Thursday, October 19, 2017

29 Reasons Why Lists Should Never Be Longer Than 15.

"There is a large number of online writing advice sites. Do you now or have you ever used any of them? Which and why?" by Catriona 

Well, now. Not really. I'm a bit wary of free websites and the advice therein. Whether it's that thing on my leg that might have been a spider bite (it wasn't) or that chapter in the middle of the book that felt soggy (I rewrote it), it doesn't feel sensible to prise open the maw at the top of the pit of clattering madness and pitch myself in.

And as for sites behind a paywall . . . hmmmmmm. If someone is trying to make money selling writing advice, chances are s/he can't rely on writing itself for an income. And then we're in the territory of whether to trust a dentist with blood in his hair, aren't we?

I think the internet is great for bold-stroke tips that help with low-stakes problems. Getting the seeds out of a pomegranate, folding a fitted sheet, packing a carry-on bag with clothes for a month . . . that kind of thing. But, as a rule, the more certain someone sounds about writing advice the less safe it is to listen. (I sound quite sure about that, eh? Which means you should ignore me. Only now I sound less sure, so it would make a good forehead tattoo. Argh.)


Seriously, though, whenever I find myself teaching a writing class I kick off by saying if everything is going well people should ignore me and scroll through their texts until break-time. But if they're having a problem, then they could maybe listen and then only if what I'm saying seems sensible and/or fun they could maybe give it a whirl. I'm surprised no one's ever asked for a refund, to be honest with you.

There are exceptions around the fringes of actual writing. When I was starting out, looking for an agent, the internet was in its infancy. (Bottle of Evian? Eeh, we didn't have water when I were a nipper. We had hydrogen and oxygen and we made our own.) But these days, you can't do better than Janet Reid's Query Shark, if you're at that stage of the game.
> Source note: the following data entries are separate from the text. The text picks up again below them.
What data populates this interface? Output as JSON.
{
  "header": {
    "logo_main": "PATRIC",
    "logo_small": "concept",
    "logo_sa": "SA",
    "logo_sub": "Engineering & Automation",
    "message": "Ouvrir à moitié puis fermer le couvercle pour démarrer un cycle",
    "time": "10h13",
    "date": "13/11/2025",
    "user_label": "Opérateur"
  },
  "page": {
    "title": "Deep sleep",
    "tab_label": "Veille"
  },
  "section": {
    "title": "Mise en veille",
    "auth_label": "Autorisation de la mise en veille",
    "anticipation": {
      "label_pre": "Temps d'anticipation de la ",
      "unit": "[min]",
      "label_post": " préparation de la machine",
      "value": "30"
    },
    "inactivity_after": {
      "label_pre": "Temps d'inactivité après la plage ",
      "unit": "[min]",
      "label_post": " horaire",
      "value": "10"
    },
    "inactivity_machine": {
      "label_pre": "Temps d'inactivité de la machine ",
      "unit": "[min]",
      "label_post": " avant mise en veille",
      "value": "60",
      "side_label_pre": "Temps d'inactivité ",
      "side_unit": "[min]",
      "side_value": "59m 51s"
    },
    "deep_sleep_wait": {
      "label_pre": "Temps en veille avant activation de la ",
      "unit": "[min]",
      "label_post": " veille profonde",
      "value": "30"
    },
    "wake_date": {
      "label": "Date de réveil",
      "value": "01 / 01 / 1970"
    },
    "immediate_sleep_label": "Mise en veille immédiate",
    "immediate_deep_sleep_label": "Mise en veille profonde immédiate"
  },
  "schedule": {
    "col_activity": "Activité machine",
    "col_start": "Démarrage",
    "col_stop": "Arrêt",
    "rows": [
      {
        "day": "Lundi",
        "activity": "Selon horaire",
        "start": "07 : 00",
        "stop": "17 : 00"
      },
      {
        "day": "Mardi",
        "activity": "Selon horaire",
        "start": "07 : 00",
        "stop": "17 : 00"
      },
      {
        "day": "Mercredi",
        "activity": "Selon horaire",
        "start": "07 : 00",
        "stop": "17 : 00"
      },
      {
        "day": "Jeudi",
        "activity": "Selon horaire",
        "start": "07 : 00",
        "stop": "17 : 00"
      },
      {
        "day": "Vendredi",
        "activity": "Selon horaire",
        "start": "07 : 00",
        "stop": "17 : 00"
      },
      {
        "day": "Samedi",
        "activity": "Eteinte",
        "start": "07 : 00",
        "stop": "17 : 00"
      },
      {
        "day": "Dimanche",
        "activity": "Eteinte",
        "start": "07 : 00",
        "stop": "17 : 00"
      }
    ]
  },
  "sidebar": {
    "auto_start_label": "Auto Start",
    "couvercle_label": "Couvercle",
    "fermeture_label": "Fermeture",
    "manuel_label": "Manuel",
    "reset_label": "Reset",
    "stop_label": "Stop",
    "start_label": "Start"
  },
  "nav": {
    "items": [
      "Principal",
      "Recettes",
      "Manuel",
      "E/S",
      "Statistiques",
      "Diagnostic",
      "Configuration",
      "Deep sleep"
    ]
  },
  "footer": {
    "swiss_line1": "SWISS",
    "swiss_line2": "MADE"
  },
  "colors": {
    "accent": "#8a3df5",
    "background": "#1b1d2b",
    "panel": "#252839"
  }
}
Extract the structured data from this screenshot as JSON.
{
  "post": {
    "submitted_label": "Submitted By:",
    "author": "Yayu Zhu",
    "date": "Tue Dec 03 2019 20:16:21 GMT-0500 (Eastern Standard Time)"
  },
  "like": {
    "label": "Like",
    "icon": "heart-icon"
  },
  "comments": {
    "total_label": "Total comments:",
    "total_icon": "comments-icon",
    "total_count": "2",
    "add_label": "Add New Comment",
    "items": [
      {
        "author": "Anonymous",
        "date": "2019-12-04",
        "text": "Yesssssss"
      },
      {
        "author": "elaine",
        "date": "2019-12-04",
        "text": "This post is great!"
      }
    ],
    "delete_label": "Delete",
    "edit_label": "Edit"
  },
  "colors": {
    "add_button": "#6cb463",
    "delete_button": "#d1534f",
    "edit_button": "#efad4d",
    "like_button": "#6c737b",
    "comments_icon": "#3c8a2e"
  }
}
But what about craft? Character development, pacing, language choices? I'd recommend reading good books and seeing how it's done. You could read the odd bad book to throw the good ones into sharper relief. Then, with enough long walks, solitude, sitting on the beach listening to the waves crash, staring out of a window at a leaf about to fall etc etc, some of the juice from the good books (and the grit from the bad books) will get into the bit of your brain that you use for writing.

It's not the bit of your brain that you use for compiling or consuming tip-lists for fitted sheets and pomegranates.  How could it be?

And also, this:



4 comments:

Ann Mason said...

You know, Catriona, I thinking that reading you each day is better than Prozac. You are the funniest person I know.
Love,
Your stalker

Susan C Shea said...

" And then we're in the territory of whether to trust a dentist with blood in his hair, aren't we?"

Now that you mention it.....I agree that it helps to have a degree of skepticism about these online resources, but with the caveat that somewhere in all the dross a shining tidbit is hiding for that person who might just see it sparkle. Not worth a lot of time and anxiety, but with Cationa's tasy warnings, a beginning writer could forage a bit. Like you, I prefer books - both the great ones for writing and a few of the excellent ones for teaching writing.

Two months in the UK and your Scottish is forward!

Susan C Shea said...

"Catriona's tasty..." but you knew that.

Kathy Reel said...

You crack me up, Catriona!!!